Do your employees sign arbitration agreements? If so, do your arbitration agreements prevent employees from joining class actions against your company? Does your company want to start requiring arbitration agreements? If “yes” is the answer to any of these questions, some recent court decisions raise a few issues to keep in mind.

Let’s first take a step back. What is an arbitration agreement? Arbitration agreements require employees to bring any claim against the company through arbitration, not the court system. This means that if a current or former employee wants to sue you for anything – including age discrimination, harassment, or failure to pay overtime – the employee must go through arbitration. The employee cannot file a civil lawsuit.

With this background in mind, below are several items to consider as you review your arbitration agreement or think about drafting one.

Be Explicit

Arbitration agreements come in all shapes and sizes and will vary depending on your objectives. But they share some common characteristics. Make sure your agreement is:

  • Clear (you don’t want to spend any significant time arguing about whether the arbitration agreement applies at all or whether it applies to a specific dispute).
  • In writing.
  • Signed by the employee.

The agreement should expressly state that certain disputes – be sure to include what kinds of disputes – must be brought through a specific arbitration body. And don’t forget to include what state’s law applies.

Clearly Include Class and Collective Action Waivers

In addition to forbidding individual lawsuits against the company, arbitration agreements can prevent employees from participating in class and collective actions against the company. If your company wants to include this restriction in the agreement, be sure to specifically state that the employee waives any right he or she has in bringing a class or collective lawsuit or class or collective arbitration against the company. Remember a class of individuals can bring an arbitration claim just like a class can bring a lawsuit in the court system – so make sure to state the employee waives the right to bring a class or collective lawsuit, and a class or collective arbitration.

Include Class and Collective Action Waivers – Even After a Suit Has Been Filed

The above points are relevant if you’re thinking about including arbitration agreements going forward or if you’re dusting them off and editing your current ones. But what if you already have arbitration agreements in place, but didn’t forbid class or collective action?
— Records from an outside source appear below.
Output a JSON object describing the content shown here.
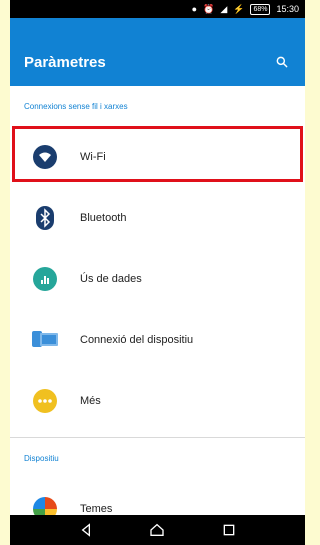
{
  "status_bar": {
    "time": "15:30",
    "battery": "68%"
  },
  "appbar": {
    "title": "Paràmetres",
    "search_icon": "search-icon"
  },
  "sections": [
    {
      "header": "Connexions sense fil i xarxes",
      "items": [
        {
          "label": "Wi-Fi",
          "icon": "wifi-icon",
          "color": "#1a3d6e",
          "highlighted": true
        },
        {
          "label": "Bluetooth",
          "icon": "bluetooth-icon",
          "color": "#1a3d6e"
        },
        {
          "label": "Ús de dades",
          "icon": "data-usage-icon",
          "color": "#26a69a"
        },
        {
          "label": "Connexió del dispositiu",
          "icon": "device-connection-icon",
          "color": "#3b8fd9"
        },
        {
          "label": "Més",
          "icon": "more-icon",
          "color": "#f0c020"
        }
      ]
    },
    {
      "header": "Dispositiu",
      "items": [
        {
          "label": "Temes",
          "icon": "themes-icon",
          "color": "#e64a19"
        }
      ]
    }
  ],
  "navbar": {
    "back": "back-icon",
    "home": "home-icon",
    "recents": "recents-icon"
  },
  "colors": {
    "accent": "#1182d3",
    "highlight": "#e0101a",
    "background": "#fdfbd0"
  }
}
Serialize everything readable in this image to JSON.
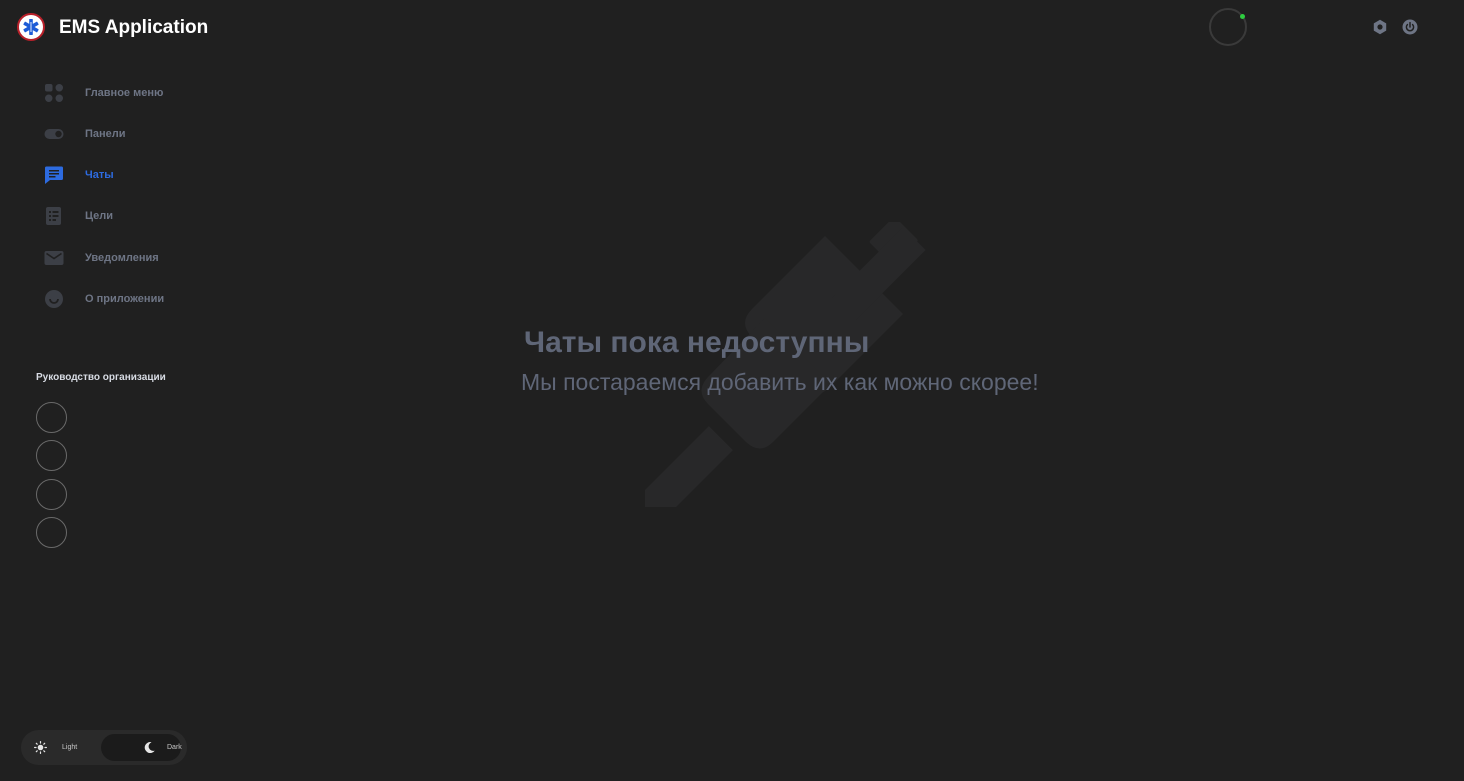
{
  "header": {
    "app_title": "EMS Application",
    "logo_icon": "star-of-life-icon",
    "status_color": "#2ecc40",
    "settings_icon": "settings-icon",
    "power_icon": "power-icon"
  },
  "sidebar": {
    "items": [
      {
        "label": "Главное меню",
        "icon": "grid-icon",
        "active": false
      },
      {
        "label": "Панели",
        "icon": "toggle-icon",
        "active": false
      },
      {
        "label": "Чаты",
        "icon": "chat-icon",
        "active": true
      },
      {
        "label": "Цели",
        "icon": "checklist-icon",
        "active": false
      },
      {
        "label": "Уведомления",
        "icon": "mail-icon",
        "active": false
      },
      {
        "label": "О приложении",
        "icon": "info-icon",
        "active": false
      }
    ],
    "leadership_title": "Руководство организации",
    "accent_color": "#2d6be0"
  },
  "main": {
    "empty_title": "Чаты пока недоступны",
    "empty_subtitle": "Мы постараемся добавить их как можно скорее!",
    "background_icon": "unplugged-icon"
  },
  "theme": {
    "light_label": "Light",
    "dark_label": "Dark",
    "selected": "dark"
  }
}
You may not be out of luck. In Cordúa Restaurants, Inc., the National Labor Relations Board recently found that if you are sued in a class or collective action, you can update your existing arbitration agreement to include a class or collective action waiver while the lawsuit is pending. This amendment will bar employees from opting into the pending litigation. Even more, the NLRB found that you can warn employees that their failure to sign the updated mandatory arbitration agreement will result in termination. This means that if your current arbitration agreement doesn’t prevent employees from joining class or collective actions, you can update those agreements – even during pending litigation – to prevent employees from bringing or joining such actions against the company.

Pay Attention to State Laws that Affect What Can Be Included in the Arbitration Agreement

Class and collective action waivers are enforceable, but be careful to draft these waivers so they do not conflict with state law requirements. For example, in California, arbitration agreements cannot limit the remedies to which an employee would otherwise be entitled in court. Additionally, California law requires employers to pay for any arbitration costs that go beyond what the employee would be expected to pay in court.

Arbitration agreements, while not a good fit for every company, are a useful tool for many. If you decide to use them, just be sure to carefully draft them so they achieve your goals. And don’t forget to periodically review and revise those agreements to keep them up to date.